Submission + - Sony Rootkit Redux: Canadian Business Groups Lobby For Right To Install Spyware (

An anonymous reader writes: Michael Geist reports that a coalition of Canadian industry groups, including the Canadian Chamber of Commerce, the Canadian Marketing Association, the Canadian Wireless Telecommunications Association and the Entertainment Software Association of Canada, are demanding legalized spyware for private enforcement purposes. The potential scope of coverage is breathtaking: a software program secretly installed by an entertainment software company designed to detect or investigate alleged copyright infringement would be covered by this exception. This exception could potentially cover programs designed to block access to certain websites (preventing the contravention of a law as would have been the case with SOPA), attempts to access wireless networks without authorization, or even keylogger programs tracking unsuspecting users (detection and investigation).

Submission + - New "We the People" Petition against the use of executive orders for Gun Control (

sgtspacemonkey writes: A new "We the People" petition has been created against the president using an executive order to apply Gun Control measures. This trend should be frighting to those on both side of the debate, as it could set the precedent that Executive Orders that basically bypass congress in enacting laws that Congress does not agree upon.
The Internet
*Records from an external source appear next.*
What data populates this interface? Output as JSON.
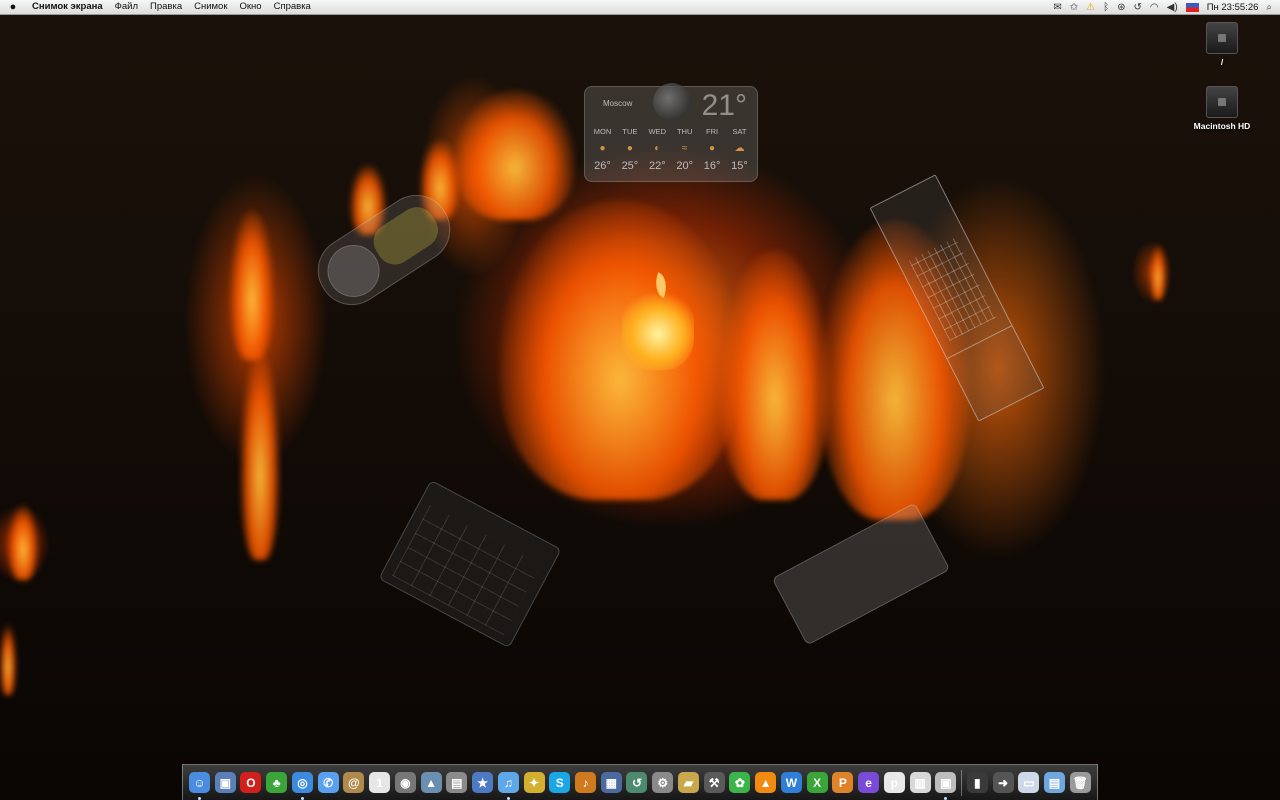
{
  "menubar": {
    "apple_icon": "apple-icon",
    "items": [
      "Снимок экрана",
      "Файл",
      "Правка",
      "Снимок",
      "Окно",
      "Справка"
    ],
    "status_icons": [
      "envelope-icon",
      "star-icon",
      "warning-icon",
      "bluetooth-icon",
      "sync-icon",
      "time-machine-icon",
      "wifi-icon",
      "volume-icon",
      "input-source-flag-icon"
    ],
    "clock": "Пн 23:55:26",
    "spotlight_icon": "search-icon"
  },
  "desktop": {
    "drives": [
      {
        "label": "/"
      },
      {
        "label": "Macintosh HD"
      }
    ]
  },
  "weather_widget": {
    "city": "Moscow",
    "current_temp": "21°",
    "days": [
      "MON",
      "TUE",
      "WED",
      "THU",
      "FRI",
      "SAT"
    ],
    "temps": [
      "26°",
      "25°",
      "22°",
      "20°",
      "16°",
      "15°"
    ],
    "conditions": [
      "sunny-icon",
      "sunny-icon",
      "partly-cloudy-icon",
      "windy-icon",
      "sunny-icon",
      "cloudy-icon"
    ]
  },
  "dock": {
    "apps": [
      {
        "name": "finder",
        "glyph": "☺",
        "color": "#4a8de0",
        "running": true
      },
      {
        "name": "preview",
        "glyph": "▣",
        "color": "#5b7fb8",
        "running": false
      },
      {
        "name": "opera",
        "glyph": "O",
        "color": "#d2201c",
        "running": false
      },
      {
        "name": "adium",
        "glyph": "♣",
        "color": "#3aa63a",
        "running": false
      },
      {
        "name": "safari",
        "glyph": "◎",
        "color": "#3d8be0",
        "running": true
      },
      {
        "name": "ichat",
        "glyph": "✆",
        "color": "#5aa0f0",
        "running": false
      },
      {
        "name": "address-book",
        "glyph": "@",
        "color": "#b08a4a",
        "running": false
      },
      {
        "name": "ical",
        "glyph": "1",
        "color": "#e6e6e6",
        "running": false
      },
      {
        "name": "screenshot",
        "glyph": "◉",
        "color": "#777",
        "running": false
      },
      {
        "name": "iphoto",
        "glyph": "▲",
        "color": "#6b8fb0",
        "running": false
      },
      {
        "name": "photo-booth",
        "glyph": "▤",
        "color": "#8b8b8b",
        "running": false
      },
      {
        "name": "imovie",
        "glyph": "★",
        "color": "#4e7ac4",
        "running": false
      },
      {
        "name": "itunes",
        "glyph": "♫",
        "color": "#5fa8e8",
        "running": true
      },
      {
        "name": "imovie-star",
        "glyph": "✦",
        "color": "#d4b030",
        "running": false
      },
      {
        "name": "skype",
        "glyph": "S",
        "color": "#1aa7e5",
        "running": false
      },
      {
        "name": "garageband",
        "glyph": "♪",
        "color": "#d07a20",
        "running": false
      },
      {
        "name": "spaces",
        "glyph": "▦",
        "color": "#4a6aa0",
        "running": false
      },
      {
        "name": "time-machine",
        "glyph": "↺",
        "color": "#4d8a70",
        "running": false
      },
      {
        "name": "system-preferences",
        "glyph": "⚙",
        "color": "#8a8a8a",
        "running": false
      },
      {
        "name": "utility",
        "glyph": "▰",
        "color": "#c8a84a",
        "running": false
      },
      {
        "name": "xcode",
        "glyph": "⚒",
        "color": "#5a5a5a",
        "running": false
      },
      {
        "name": "adium-green",
        "glyph": "✿",
        "color": "#3bb54a",
        "running": false
      },
      {
        "name": "vlc",
        "glyph": "▲",
        "color": "#f08a10",
        "running": false
      },
      {
        "name": "ms-word",
        "glyph": "W",
        "color": "#2f7fd8",
        "running": false
      },
      {
        "name": "ms-excel",
        "glyph": "X",
        "color": "#3aa63a",
        "running": false
      },
      {
        "name": "ms-powerpoint",
        "glyph": "P",
        "color": "#e0822a",
        "running": false
      },
      {
        "name": "ms-entourage",
        "glyph": "e",
        "color": "#7a4ad8",
        "running": false
      },
      {
        "name": "messenger",
        "glyph": "p",
        "color": "#e8e8e8",
        "running": false
      },
      {
        "name": "dashboard",
        "glyph": "▥",
        "color": "#d8d8d8",
        "running": false
      },
      {
        "name": "screenshot-app",
        "glyph": "▣",
        "color": "#bdbdbd",
        "running": true
      }
    ],
    "stacks": [
      {
        "name": "movies-folder",
        "glyph": "▮",
        "color": "#3a3a3a"
      },
      {
        "name": "downloads-folder",
        "glyph": "➜",
        "color": "#555"
      },
      {
        "name": "documents-folder",
        "glyph": "▭",
        "color": "#cfd8e8"
      },
      {
        "name": "screenshots-folder",
        "glyph": "▤",
        "color": "#6fa8e0"
      },
      {
        "name": "trash",
        "glyph": "🗑",
        "color": "#9a9a9a"
      }
    ]
  }
}
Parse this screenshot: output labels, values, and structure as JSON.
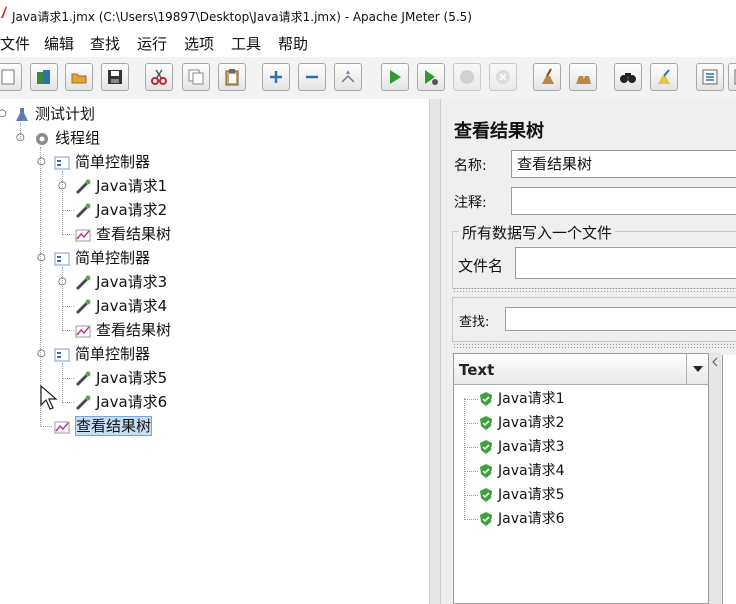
{
  "window": {
    "title": "Java请求1.jmx (C:\\Users\\19897\\Desktop\\Java请求1.jmx) - Apache JMeter (5.5)"
  },
  "menubar": [
    "文件",
    "编辑",
    "查找",
    "运行",
    "选项",
    "工具",
    "帮助"
  ],
  "toolbar": [
    "new-icon",
    "templates-icon",
    "open-icon",
    "save-icon",
    "cut-icon",
    "copy-icon",
    "paste-icon",
    "expand-icon",
    "collapse-icon",
    "toggle-icon",
    "start-icon",
    "start-no-pause-icon",
    "stop-icon",
    "shutdown-icon",
    "clear-icon",
    "clear-all-icon",
    "search-icon",
    "reset-search-icon",
    "function-helper-icon"
  ],
  "tree": {
    "root": "测试计划",
    "thread_group": "线程组",
    "controllers": [
      {
        "label": "简单控制器",
        "children": [
          "Java请求1",
          "Java请求2",
          "查看结果树"
        ]
      },
      {
        "label": "简单控制器",
        "children": [
          "Java请求3",
          "Java请求4",
          "查看结果树"
        ]
      },
      {
        "label": "简单控制器",
        "children": [
          "Java请求5",
          "Java请求6"
        ]
      }
    ],
    "selected": "查看结果树"
  },
  "panel": {
    "heading": "查看结果树",
    "name_label": "名称:",
    "name_value": "查看结果树",
    "comment_label": "注释:",
    "comment_value": "",
    "file_group_title": "所有数据写入一个文件",
    "filename_label": "文件名",
    "search_label": "查找:",
    "results_dropdown": "Text",
    "results": [
      "Java请求1",
      "Java请求2",
      "Java请求3",
      "Java请求4",
      "Java请求5",
      "Java请求6"
    ]
  },
  "colors": {
    "selection": "#c7dcf5",
    "success": "#3aa33a",
    "toolbar_bg": "#f3f3f3"
  }
}
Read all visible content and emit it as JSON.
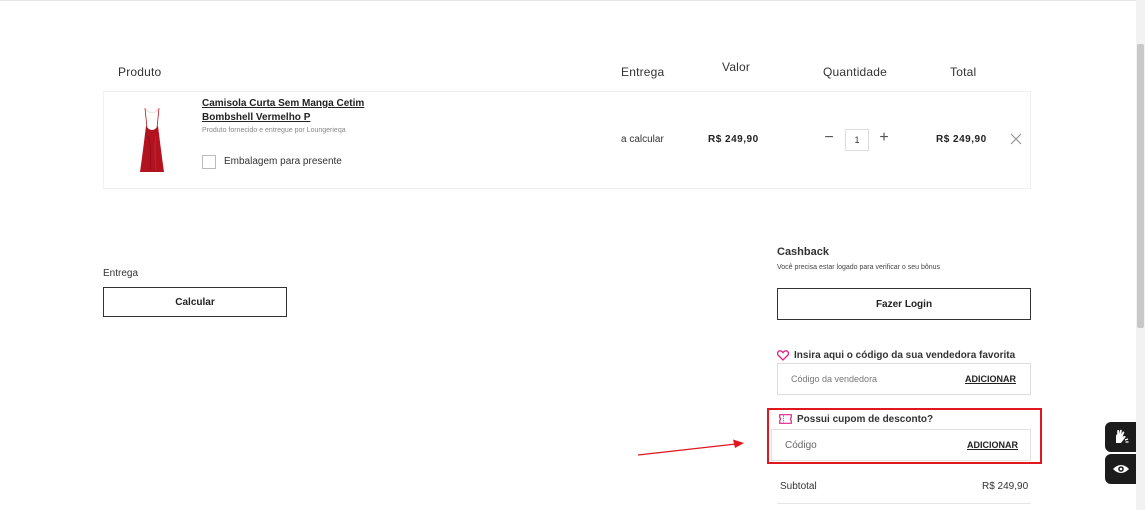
{
  "table": {
    "headers": {
      "produto": "Produto",
      "entrega": "Entrega",
      "valor": "Valor",
      "quantidade": "Quantidade",
      "total": "Total"
    }
  },
  "cart": {
    "items": [
      {
        "name_line1": "Camisola Curta Sem Manga Cetim",
        "name_line2": "Bombshell Vermelho P",
        "seller": "Produto fornecido e entregue por Loungerieqa",
        "gift_label": "Embalagem para presente",
        "gift_checked": false,
        "entrega": "a calcular",
        "valor": "R$ 249,90",
        "quantity": "1",
        "minus_symbol": "−",
        "plus_symbol": "+",
        "total": "R$ 249,90",
        "remove_icon": "close-icon",
        "image_color": "#b3131f"
      }
    ]
  },
  "shipping": {
    "label": "Entrega",
    "button": "Calcular"
  },
  "cashback": {
    "title": "Cashback",
    "note": "Você precisa estar logado para verificar o seu bônus",
    "button": "Fazer Login"
  },
  "seller_code": {
    "icon": "heart-icon",
    "icon_color": "#e0218a",
    "title": "Insira aqui o código da sua vendedora favorita",
    "placeholder": "Código da vendedora",
    "button": "ADICIONAR"
  },
  "coupon": {
    "icon": "ticket-icon",
    "icon_color": "#e0218a",
    "title": "Possui cupom de desconto?",
    "placeholder": "Código",
    "button": "ADICIONAR",
    "highlight_color": "#e0171f"
  },
  "summary": {
    "subtotal_label": "Subtotal",
    "subtotal_value": "R$ 249,90"
  },
  "accessibility": {
    "libras_icon": "sign-language-icon",
    "eye_icon": "eye-icon"
  }
}
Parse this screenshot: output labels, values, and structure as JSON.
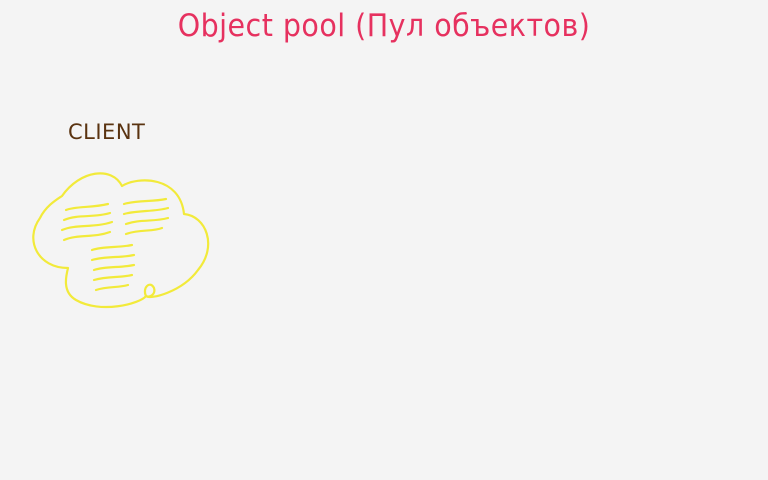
{
  "diagram": {
    "title": "Object pool (Пул объектов)",
    "client_label": "CLIENT",
    "colors": {
      "background": "#f4f4f4",
      "title": "#e6315f",
      "label": "#5a3310",
      "cloud": "#f2ea3a"
    }
  }
}
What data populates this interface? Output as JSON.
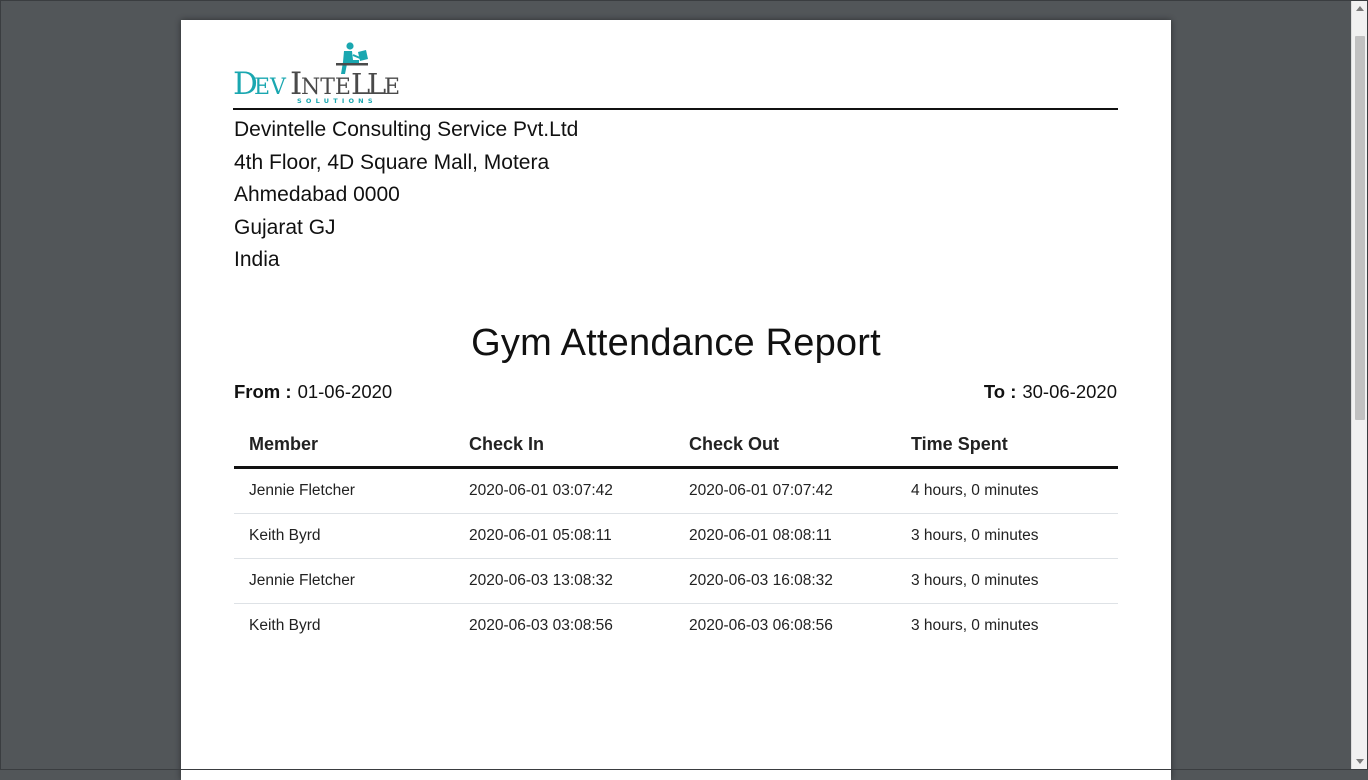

Submission + - U.S Congressman Wants to Ban Internet Bills (

SchrodingerZ writes: "Representative Darrell Issa, a republican congressman from California, has drafted a bill for the internet. The bill, aptly named the Internet American Moratorium Act (IAMA), is, "a two-year moratorium on any new laws, rules or regulations governing the Internet." In short it hopes to deny any new government bills related to lawmaking on the internet for the next two years. The bill was first made public on the website Reddit, and is currently on the front page of, a website advocating internet rights. "Together we can make Washington take a break from messing w/ the Internet," Issa writes on his Reddit post. The initial response to the bill has been mixed. Users of Reddit are skeptical of the paper's motives and credibility. As of now, the bill is just a discussion draft, whether it will gain footing in the future is up in the air."

Put not your trust in money, but put your money in trust.